Principle 1: Understanding what we are up against
The addiction didn’t appear overnight. We developed the addiction slowly over time, by accustoming ourselves to arouse lust in our minds, whether through viewing inappropriate material or through self-pleasuring and fantasies. And we did this many thousands of times. And every time we did this, yes, every single time, we were blazing neuron pathways in our brain that kept getting stronger and stronger. And today, these pathways are deeply ingrained in our minds.
Also, there are many levels of this addiction. The fewer times we acted out on lust, the less defined the neuron pathways will be in our minds, and hence, the addiction will be at a less advanced stage. This is vital to understand and should serve as a powerful incentive for us to do everything in our power to stop these behaviors now. Because every single time we act out on lust, we are making the addiction worse, and harder to deal with for the long term.
The symptoms of this addiction are twofold. Firstly, we have accustomed our minds to crave the chemical rush that lust gives us, in the same way that an alcoholic craves alcohol. We have often learned to use lust as a drug for self-soothing purposes. We crave to ‘lose ourselves’ in lust to ‘medicate’ our feelings of inadequacy, guilt and depression, or even simply as an escape from the realities of life. The second symptom of the addiction is that stimulation triggers a much stronger arousal for addicts than it does in normal people. We have become hypersensitive to stimulation, to the point that we feel powerless when faced head-on with lust. This is actually a medical/psychological condition that can be tested through scientific devices. In the mind of someone with this condition, the dopaminergic pleasure pathways in the brain are triggered much faster and more intensely than in normal people.
It is important to understand that as an addiction, this is not something we can remove by simply talking ourselves out of it. A therapist may be able to help us discover why we became addicted in the first place, but that alone is not enough. Now that we have these pathways engrained in our minds, all the understanding in the world won't change the fact that we have this problem, in the same way that understanding a broken leg won't heal it. It is also important to understand that once the addiction has advanced to a certain level, it will likely be there for life, as the saying goes: “Once an addict, always an addict.” What that means is that once we have trained our minds to use lust as a type of drug, we must learn to keep far away from lust. And no matter how much progress we might think we’ve made in this struggle, once we let ourselves take that first “drink”, we will feel powerless all over again. In the 12-Step literature, the addiction is compared to an allergy. If someone has an allergic reaction to peanuts for example, they can’t get close to them without getting an allergic reaction. And even if they haven’t had peanuts in 20 years, the moment they ingest peanuts again the allergic reaction will return in full force!
As one of the 12-Step pamphlets says:
Lusting, for us, is like riding a roller coaster. Once started, it is nearly impossible to stop. Therefore, lust must be stopped where it begins, with the first drink. Getting out from under the influence of lust, therefore, requires us to avoid getting on board in the first place.

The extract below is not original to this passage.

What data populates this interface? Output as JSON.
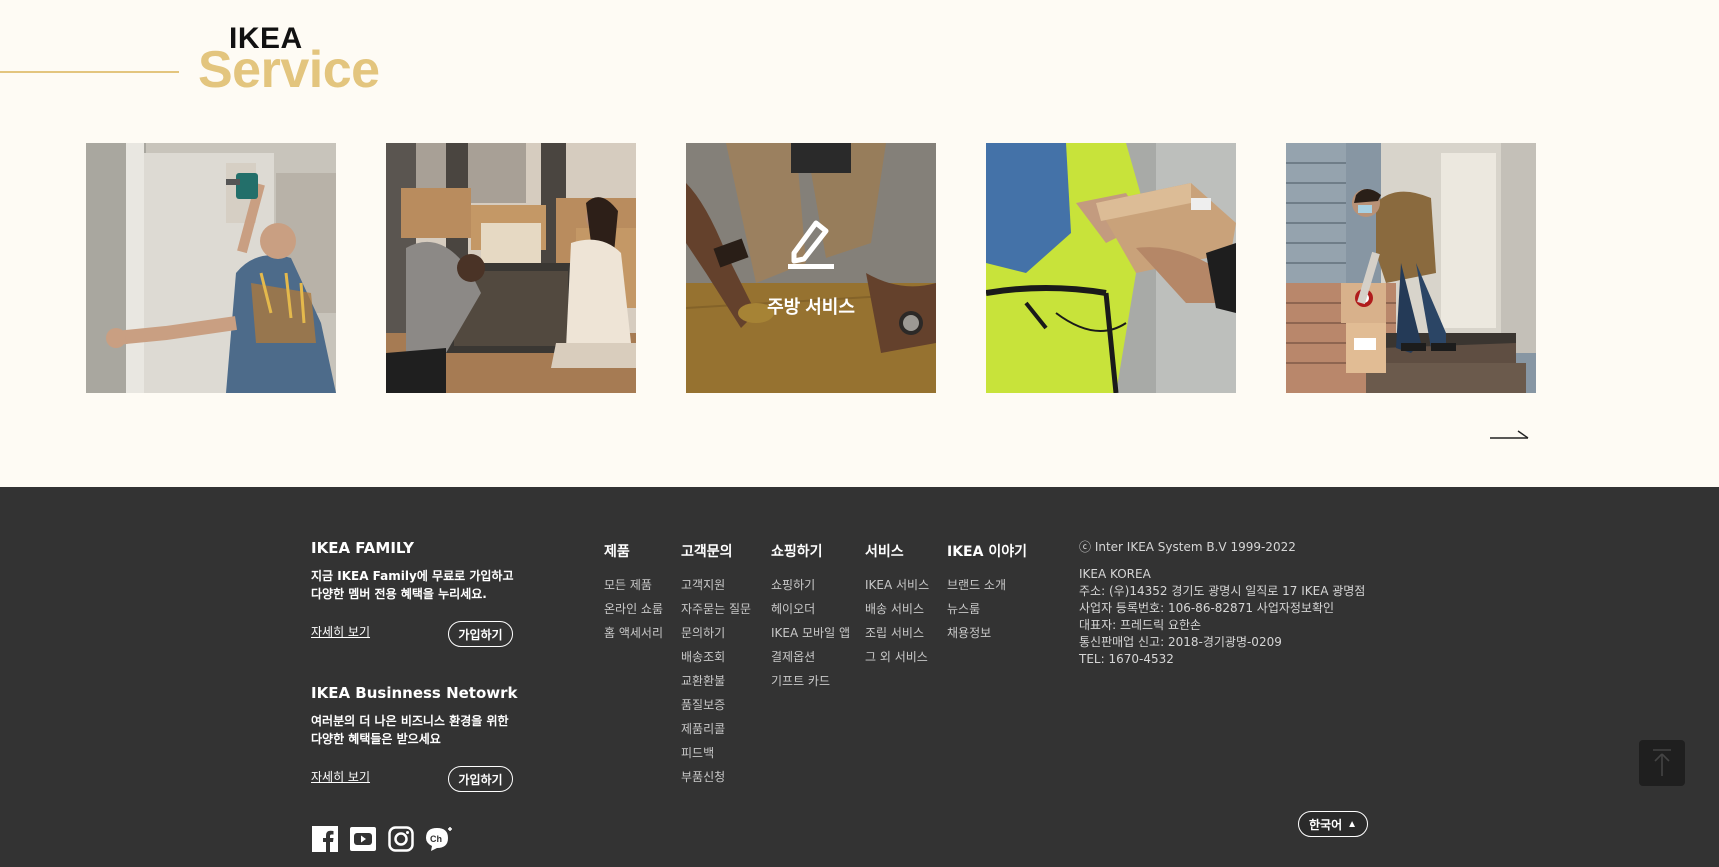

Our addiction to lust is like the alcoholic’s problem with alcohol. Just as the alcoholic cannot tolerate one drink of alcohol, we cannot tolerate even the smallest drink of lust. Lust always leads to more lust, eventually making us drunk with it. Once drunk, the urge to act out is impossible to resist. Just a little lusting simply doesn’t work for us.
But as scary as all this may seem, it is not really so bad. Someone who has a chronic iron deficiency can still lead a perfectly normal life, as long as they take his daily iron pill. Someone who has diabetes can also be fine, as long as they take their insulin. So too with us; we may have a type of disease but there are many techniques that can be used as our “medication" every day, to keep the addiction in check.
Instead of the standard Teshuvah model, we need to begin to change our entire attitude. We learn the tools and techniques of how to sidestep the lust instead of trying to fight it head on. And we learn how to give our will over to Hashem and live with His help, instead of trying to use our own strengths to fight something that is stronger than us.